Truth is perhaps a more rare and precious commodity than gold. We are so often confused and misguided and overcome by deception. But there is one thing in this life that is unmistakable fact: in Jesus, we find the truth about who we are and who God is. In Jesus, we see that God is love, that he first loved us, and that God so loved the world that he gave his Son.

Jesus is the one rock of certainty and security in our uncertain and insecure lives. That certainty becomes clear for the disciples after the resurrection, when we see the truth of Jesus’ words to Martha of Bethany validated: "I am the resurrection and the life." There is no life apart from Jesus, and in Jesus, we find life in all its fullness.

In this Easter season we especially commemorate and celebrate the fact that Jesus Christ is now alive--even more alive than you and I. And he is now reigning with the Father and the Holy Spirit. Jesus is active interceding for us at this very moment. He stands as our great high priest at the Altar in the sanctuary of heaven, always pleading the sacrifice of his own self on our behalf. The founder of every religion in the world is dead and buried, but only Jesus Christ is risen from the dead. Because of that fact, by virtue of being joined to Jesus himself, we have forgiveness of sins and supernatural newness of life.

Jesus followed his little three point sermon with one of his boldest statements, "No one comes to the Father except through me." If anyone else had said it, we would dismiss them as a liar or lunatic. But we find comfort in his words because they are true. The Father is present in Jesus. The one who sees Jesus has seen the Father; the one who hears Jesus has heard the Father’s words; to know Jesus is to know the Father. To abide with Jesus, is to dwell in the Father’s house.

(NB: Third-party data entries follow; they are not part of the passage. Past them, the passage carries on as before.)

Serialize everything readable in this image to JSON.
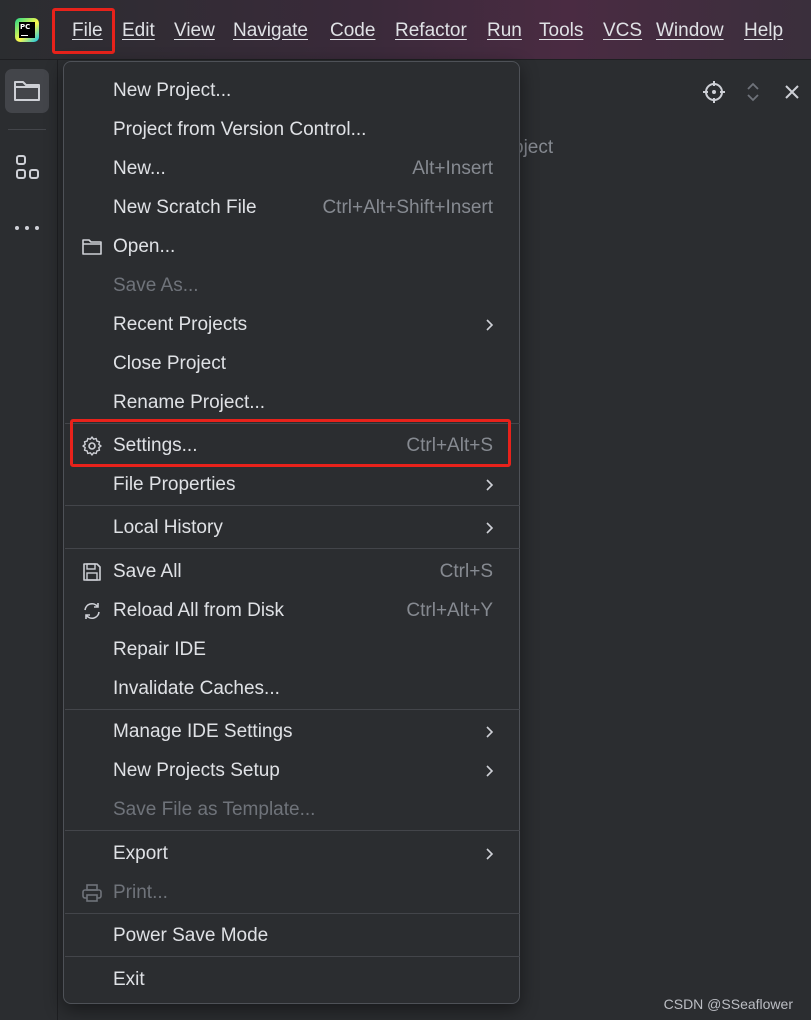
{
  "colors": {
    "background": "#2b2d30",
    "text": "#dfe1e5",
    "muted": "#868a91",
    "disabled": "#6f737a",
    "highlight_outline": "#e8221b"
  },
  "app": {
    "logo_icon": "pycharm-logo",
    "logo_text": "PC"
  },
  "menubar": {
    "file": "File",
    "edit": "Edit",
    "view": "View",
    "navigate": "Navigate",
    "code": "Code",
    "refactor": "Refactor",
    "run": "Run",
    "tools": "Tools",
    "vcs": "VCS",
    "window": "Window",
    "help": "Help"
  },
  "toolstrip": {
    "icons": [
      "folder-icon",
      "structure-icon",
      "more-icon"
    ]
  },
  "editor": {
    "hint_text": "oject",
    "header_icons": [
      "locate-icon",
      "expand-collapse-icon",
      "close-icon"
    ],
    "watermark": "CSDN @SSeaflower"
  },
  "file_menu": {
    "new_project": "New Project...",
    "project_from_vcs": "Project from Version Control...",
    "new": "New...",
    "new_shortcut": "Alt+Insert",
    "new_scratch_file": "New Scratch File",
    "new_scratch_file_shortcut": "Ctrl+Alt+Shift+Insert",
    "open": "Open...",
    "save_as": "Save As...",
    "recent_projects": "Recent Projects",
    "close_project": "Close Project",
    "rename_project": "Rename Project...",
    "settings": "Settings...",
    "settings_shortcut": "Ctrl+Alt+S",
    "file_properties": "File Properties",
    "local_history": "Local History",
    "save_all": "Save All",
    "save_all_shortcut": "Ctrl+S",
    "reload_all": "Reload All from Disk",
    "reload_all_shortcut": "Ctrl+Alt+Y",
    "repair_ide": "Repair IDE",
    "invalidate_caches": "Invalidate Caches...",
    "manage_ide_settings": "Manage IDE Settings",
    "new_projects_setup": "New Projects Setup",
    "save_file_as_template": "Save File as Template...",
    "export": "Export",
    "print": "Print...",
    "power_save_mode": "Power Save Mode",
    "exit": "Exit"
  }
}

S. Peter says those who believe in him are stones built into a spiritual temple. Christ is the cornerstone, and his temple rests on a sure foundation. But for those who do not believe in him, Jesus is a stumbling stone. Perhaps that is a good thing. Maybe you’ve stumbled over Christ for the first time or in a new way today.

If you feel like you lack assurance and security in your life, you can find it in Jesus himself--the Way, the Truth, and the Life. He is your safe hiding place. He is your secure resting place. If you feel lost, turn to Jesus and follow him. He is the Way. If you face uncertainty and fear in your life, look upon Jesus, and see; he is the Truth that God is love and that God loves you. If your life feels lifeless and empty, cling to Jesus, the source of Life in all its fullness.

Let us pray.
Everliving God, whose will it is that all should come to you through your Son Jesus Christ: Inspire our witness to him, that all may know the power of his forgiveness and the hope of his resurrection; who lives and reigns with you and the Holy Spirit, one God, now and for ever. Amen.

1 comment:

Anonymous said...

I really enjoyed reading this sermon. Wish I had been there to hear it. I almost hear a hint of that Baptist background.